Items from an interface collection:
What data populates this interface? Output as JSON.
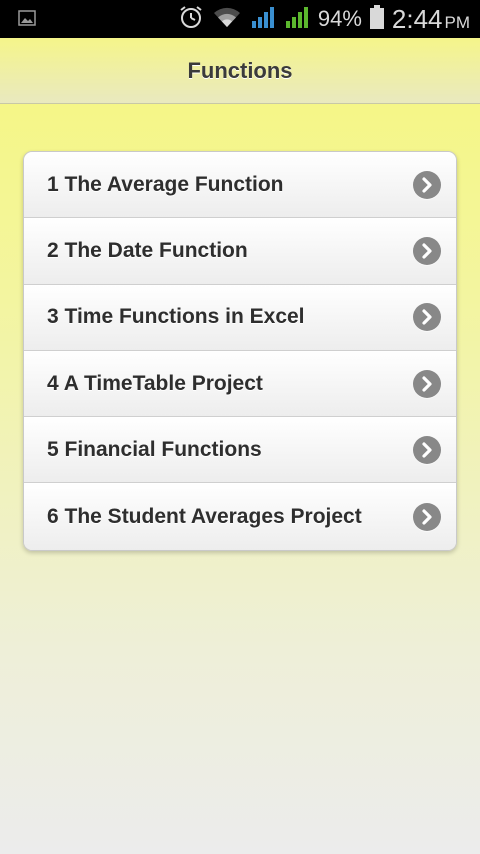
{
  "status_bar": {
    "battery": "94%",
    "time": "2:44",
    "ampm": "PM",
    "icons": [
      "image-icon",
      "alarm-icon",
      "wifi-icon",
      "signal-1-icon",
      "signal-2-icon",
      "battery-icon"
    ]
  },
  "header": {
    "title": "Functions"
  },
  "list": {
    "items": [
      {
        "label": "1 The Average Function"
      },
      {
        "label": "2 The Date Function"
      },
      {
        "label": "3 Time Functions in Excel"
      },
      {
        "label": "4 A TimeTable Project"
      },
      {
        "label": "5 Financial Functions"
      },
      {
        "label": "6 The Student Averages Project"
      }
    ]
  },
  "colors": {
    "header_top": "#f5f58a",
    "background_top": "#f6f77a",
    "chevron_circle": "#888888",
    "signal_1": "#3a8fd0",
    "signal_2": "#5cb82e"
  }
}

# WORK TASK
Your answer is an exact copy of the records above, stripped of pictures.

# SOLUTION TO THE PROBLEM
What data populates this interface? Output as JSON.
{
  "status_bar": {
    "battery": "94%",
    "time": "2:44",
    "ampm": "PM",
    "icons": [
      "image-icon",
      "alarm-icon",
      "wifi-icon",
      "signal-1-icon",
      "signal-2-icon",
      "battery-icon"
    ]
  },
  "header": {
    "title": "Functions"
  },
  "list": {
    "items": [
      {
        "label": "1 The Average Function"
      },
      {
        "label": "2 The Date Function"
      },
      {
        "label": "3 Time Functions in Excel"
      },
      {
        "label": "4 A TimeTable Project"
      },
      {
        "label": "5 Financial Functions"
      },
      {
        "label": "6 The Student Averages Project"
      }
    ]
  },
  "colors": {
    "header_top": "#f5f58a",
    "background_top": "#f6f77a",
    "chevron_circle": "#888888",
    "signal_1": "#3a8fd0",
    "signal_2": "#5cb82e"
  }
}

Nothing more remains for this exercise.